### [What you will do]
Character for character, give back every line below.

### [Provided records]

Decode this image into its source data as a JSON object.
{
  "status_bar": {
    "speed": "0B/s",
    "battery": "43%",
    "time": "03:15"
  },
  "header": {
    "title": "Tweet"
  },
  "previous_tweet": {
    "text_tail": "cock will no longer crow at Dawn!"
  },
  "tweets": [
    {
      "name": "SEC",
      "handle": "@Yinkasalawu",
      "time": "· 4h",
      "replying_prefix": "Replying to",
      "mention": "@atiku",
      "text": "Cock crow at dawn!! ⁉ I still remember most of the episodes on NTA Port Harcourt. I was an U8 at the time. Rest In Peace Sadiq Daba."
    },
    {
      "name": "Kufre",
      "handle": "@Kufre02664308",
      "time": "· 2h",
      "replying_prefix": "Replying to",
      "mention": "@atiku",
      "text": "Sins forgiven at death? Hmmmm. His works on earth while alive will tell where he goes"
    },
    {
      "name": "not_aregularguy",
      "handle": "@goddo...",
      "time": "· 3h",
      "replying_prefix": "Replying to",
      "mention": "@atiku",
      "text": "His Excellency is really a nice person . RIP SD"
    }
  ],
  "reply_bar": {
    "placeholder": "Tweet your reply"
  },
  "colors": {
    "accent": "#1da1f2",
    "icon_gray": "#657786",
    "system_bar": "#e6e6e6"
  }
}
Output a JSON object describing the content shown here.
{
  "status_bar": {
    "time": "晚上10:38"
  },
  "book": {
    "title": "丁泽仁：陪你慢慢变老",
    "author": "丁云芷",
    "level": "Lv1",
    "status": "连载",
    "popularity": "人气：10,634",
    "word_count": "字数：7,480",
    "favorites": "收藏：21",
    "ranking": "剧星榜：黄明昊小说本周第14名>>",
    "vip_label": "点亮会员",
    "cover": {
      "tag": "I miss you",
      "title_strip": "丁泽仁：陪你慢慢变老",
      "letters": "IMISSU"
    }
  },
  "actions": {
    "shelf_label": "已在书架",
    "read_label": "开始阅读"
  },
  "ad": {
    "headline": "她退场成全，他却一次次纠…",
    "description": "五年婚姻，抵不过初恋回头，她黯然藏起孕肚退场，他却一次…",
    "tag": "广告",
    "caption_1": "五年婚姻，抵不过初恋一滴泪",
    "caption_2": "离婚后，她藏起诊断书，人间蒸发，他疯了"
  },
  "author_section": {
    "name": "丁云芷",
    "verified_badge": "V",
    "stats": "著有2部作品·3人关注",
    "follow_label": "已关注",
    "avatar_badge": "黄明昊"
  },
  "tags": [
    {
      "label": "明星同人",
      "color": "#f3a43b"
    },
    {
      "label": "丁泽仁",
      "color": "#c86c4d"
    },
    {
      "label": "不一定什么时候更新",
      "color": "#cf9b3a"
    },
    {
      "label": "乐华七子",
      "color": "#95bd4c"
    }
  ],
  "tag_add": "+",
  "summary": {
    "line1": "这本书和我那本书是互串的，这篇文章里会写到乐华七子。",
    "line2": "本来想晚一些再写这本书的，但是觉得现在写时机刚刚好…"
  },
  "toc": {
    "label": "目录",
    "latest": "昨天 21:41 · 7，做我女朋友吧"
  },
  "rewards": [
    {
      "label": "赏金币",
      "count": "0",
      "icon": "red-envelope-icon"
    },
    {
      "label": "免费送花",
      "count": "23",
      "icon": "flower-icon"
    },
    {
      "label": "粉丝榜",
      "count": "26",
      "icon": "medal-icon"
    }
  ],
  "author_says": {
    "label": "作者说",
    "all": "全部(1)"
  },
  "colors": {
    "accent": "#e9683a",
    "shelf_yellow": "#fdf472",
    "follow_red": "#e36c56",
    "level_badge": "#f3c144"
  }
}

### [Completed task]
Decode this image into its source data as a JSON object.
{
  "status_bar": {
    "speed": "0B/s",
    "battery": "43%",
    "time": "03:15"
  },
  "header": {
    "title": "Tweet"
  },
  "previous_tweet": {
    "text_tail": "cock will no longer crow at Dawn!"
  },
  "tweets": [
    {
      "name": "SEC",
      "handle": "@Yinkasalawu",
      "time": "· 4h",
      "replying_prefix": "Replying to",
      "mention": "@atiku",
      "text": "Cock crow at dawn!! ⁉ I still remember most of the episodes on NTA Port Harcourt. I was an U8 at the time. Rest In Peace Sadiq Daba."
    },
    {
      "name": "Kufre",
      "handle": "@Kufre02664308",
      "time": "· 2h",
      "replying_prefix": "Replying to",
      "mention": "@atiku",
      "text": "Sins forgiven at death? Hmmmm. His works on earth while alive will tell where he goes"
    },
    {
      "name": "not_aregularguy",
      "handle": "@goddo...",
      "time": "· 3h",
      "replying_prefix": "Replying to",
      "mention": "@atiku",
      "text": "His Excellency is really a nice person . RIP SD"
    }
  ],
  "reply_bar": {
    "placeholder": "Tweet your reply"
  },
  "colors": {
    "accent": "#1da1f2",
    "icon_gray": "#657786",
    "system_bar": "#e6e6e6"
  }
}
Output a JSON object describing the content shown here.
{
  "status_bar": {
    "time": "晚上10:38"
  },
  "book": {
    "title": "丁泽仁：陪你慢慢变老",
    "author": "丁云芷",
    "level": "Lv1",
    "status": "连载",
    "popularity": "人气：10,634",
    "word_count": "字数：7,480",
    "favorites": "收藏：21",
    "ranking": "剧星榜：黄明昊小说本周第14名>>",
    "vip_label": "点亮会员",
    "cover": {
      "tag": "I miss you",
      "title_strip": "丁泽仁：陪你慢慢变老",
      "letters": "IMISSU"
    }
  },
  "actions": {
    "shelf_label": "已在书架",
    "read_label": "开始阅读"
  },
  "ad": {
    "headline": "她退场成全，他却一次次纠…",
    "description": "五年婚姻，抵不过初恋回头，她黯然藏起孕肚退场，他却一次…",
    "tag": "广告",
    "caption_1": "五年婚姻，抵不过初恋一滴泪",
    "caption_2": "离婚后，她藏起诊断书，人间蒸发，他疯了"
  },
  "author_section": {
    "name": "丁云芷",
    "verified_badge": "V",
    "stats": "著有2部作品·3人关注",
    "follow_label": "已关注",
    "avatar_badge": "黄明昊"
  },
  "tags": [
    {
      "label": "明星同人",
      "color": "#f3a43b"
    },
    {
      "label": "丁泽仁",
      "color": "#c86c4d"
    },
    {
      "label": "不一定什么时候更新",
      "color": "#cf9b3a"
    },
    {
      "label": "乐华七子",
      "color": "#95bd4c"
    }
  ],
  "tag_add": "+",
  "summary": {
    "line1": "这本书和我那本书是互串的，这篇文章里会写到乐华七子。",
    "line2": "本来想晚一些再写这本书的，但是觉得现在写时机刚刚好…"
  },
  "toc": {
    "label": "目录",
    "latest": "昨天 21:41 · 7，做我女朋友吧"
  },
  "rewards": [
    {
      "label": "赏金币",
      "count": "0",
      "icon": "red-envelope-icon"
    },
    {
      "label": "免费送花",
      "count": "23",
      "icon": "flower-icon"
    },
    {
      "label": "粉丝榜",
      "count": "26",
      "icon": "medal-icon"
    }
  ],
  "author_says": {
    "label": "作者说",
    "all": "全部(1)"
  },
  "colors": {
    "accent": "#e9683a",
    "shelf_yellow": "#fdf472",
    "follow_red": "#e36c56",
    "level_badge": "#f3c144"
  }
}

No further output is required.